For a challenge so daunting, the rules are surprisingly simple. No creative work can be done before the contest starts. Every team must use the same character, prop and line of dialogue somewhere in its film (in this case: Dave or Diane Pellaton, president of something; apples; and “When did that happen?”). Finally, each team is assigned a film genre. Other than that, pretty much everything is fair game.
“What I like most about the experience is the ability to create,” said Rob Rose, a Ferndale resident who has competed in the 48HFP with his friend Patrick Duffy the past two years. “I’ll never stop getting a kick out of seeing something that I made come to life on screen.”
But along with the glory — completed films will be screened at the Main Art Theatre in Royal Oak on Wednesday and Thursday () — there also comes frustration.
“You can prepare for everything you know,” Rose said, “but you can’t prepare for what you don’t. I’m not talking about the fundamental rules and set-up of the 48HFP, but we experienced some major drama last year when people that we thought we could count on failed to deliver when we flipped on the lights.”
The Detroit 48HFP is part of the now-international 48 Hour Film Project, which began in Washington, DC, in 2001, and now has sanctioned contests in more than 80 cities around the globe.
Mike Madigan, operations manager for , a video production company in Ferndale, is director of the Detroit 48HFP. He said the Detroit contest, now in its fourth year, gives people an outlet they wouldn’t otherwise have.
“Making a film is usually a long process,” Madigan said. “But with the 48HFP, a lot of creative folks have the chance to come together, make a film in two days, and literally have it showing on the screen the following week.”
There’s no rule that says teams can’t have formal training, and it’s true that many of the contestants are film students or already working in the film or video industries in some capacity (like Rose, a producer at Grace & Wild Studios in Farmington Hills). In fact, there’s not even a rule limiting the amount of people on each team — a team in Albuquerque once had 116 people and 30 horses!
But most participants are amateurs.
“I’ve seen parents and their kids enter,” Madigan said. “It really ranges. The idea is that it’s open to all. And the amount of amazing stuff these teams come up with just blows people’s minds.”
The completed films, all between four and seven minutes long, will be screened over two nights at the Main Art Theatre in Royal Oak at 7 p.m. and 9:15 p.m. Wednesday and Thursday (with all screening blocks featuring different films). Tickets are $10 per screening block, $16 for both blocks same night or $25 for all four blocks.

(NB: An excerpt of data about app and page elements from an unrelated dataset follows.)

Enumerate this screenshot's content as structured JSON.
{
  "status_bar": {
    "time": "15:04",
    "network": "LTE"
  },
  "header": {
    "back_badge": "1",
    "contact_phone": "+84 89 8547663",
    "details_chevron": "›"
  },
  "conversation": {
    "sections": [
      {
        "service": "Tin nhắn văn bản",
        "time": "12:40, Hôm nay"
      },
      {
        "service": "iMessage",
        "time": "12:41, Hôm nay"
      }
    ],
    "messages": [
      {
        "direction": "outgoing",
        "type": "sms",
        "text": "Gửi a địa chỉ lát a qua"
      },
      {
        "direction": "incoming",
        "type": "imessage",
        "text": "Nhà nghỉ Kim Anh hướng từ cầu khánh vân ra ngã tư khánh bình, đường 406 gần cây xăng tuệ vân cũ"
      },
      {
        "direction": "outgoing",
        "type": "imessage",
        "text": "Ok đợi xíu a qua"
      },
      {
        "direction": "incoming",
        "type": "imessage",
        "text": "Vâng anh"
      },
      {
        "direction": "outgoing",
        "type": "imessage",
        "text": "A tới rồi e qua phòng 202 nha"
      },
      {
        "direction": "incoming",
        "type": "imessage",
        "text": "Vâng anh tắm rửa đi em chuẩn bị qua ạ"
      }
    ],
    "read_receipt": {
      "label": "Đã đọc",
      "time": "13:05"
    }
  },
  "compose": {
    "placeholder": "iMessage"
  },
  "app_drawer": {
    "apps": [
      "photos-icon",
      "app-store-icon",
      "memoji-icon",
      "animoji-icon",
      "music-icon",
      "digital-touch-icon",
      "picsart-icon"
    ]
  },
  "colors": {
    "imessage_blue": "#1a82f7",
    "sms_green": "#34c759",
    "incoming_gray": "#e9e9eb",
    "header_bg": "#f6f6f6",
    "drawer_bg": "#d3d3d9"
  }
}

Winners will be named in various categories, with more than $7,000 in filmmaking equipment and software awarded as prizes. The audience choice winners will receive gift certificates from Ferndale’s .